History Repeating for Economists: An Anticipated Financial Crisis

prisme13Prisme N°13 November 2008

Robert Boyer

Prisme N°13 November 2008 (1.4 MiB)
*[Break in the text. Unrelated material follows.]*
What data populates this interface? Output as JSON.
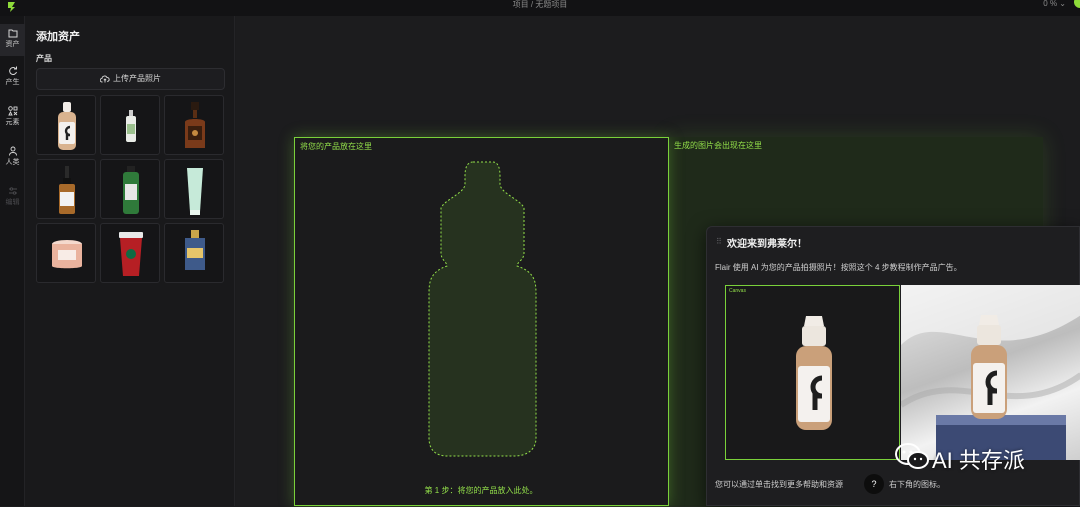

Finance can contribute to growth through various mechanisms: the transfer ofsavings from lenders to borrowers, the smoothing of investment and consumption profiles over time or again the transfer of risk. Financial innovations have their own characteristics: the result of private profit-seeking strategies, new financial products can spread very fast, because their production process is immaterial. This rapid diffusion can have a significant impact on macroeconomic stability. Financial history shows that the effects of financial innovation, ultimately favourable to growth, materialize through a succession of crises and efforts at regulation to avoid their repetition. Historical analysis, unlike the theories that postulate the stability and efficiency of financial markets, also allows us to detect the emergence of financial crises. The crisis triggered by the subprime mortgage meltdown is no exception. The sequence:
“private financial innovation, diffusion, entry into a zone of financial fragility, open crisis” does not stem from the irrationality of agents’ behaviour. Is it then possible to avoid a financial crisis? Why not apply the same sort of certification procedures to financial innovations as we impose on food products, drugs, cars, public transport, banking and insurance? Up until now, the omnipotence of finance has prohibited any such public intervention.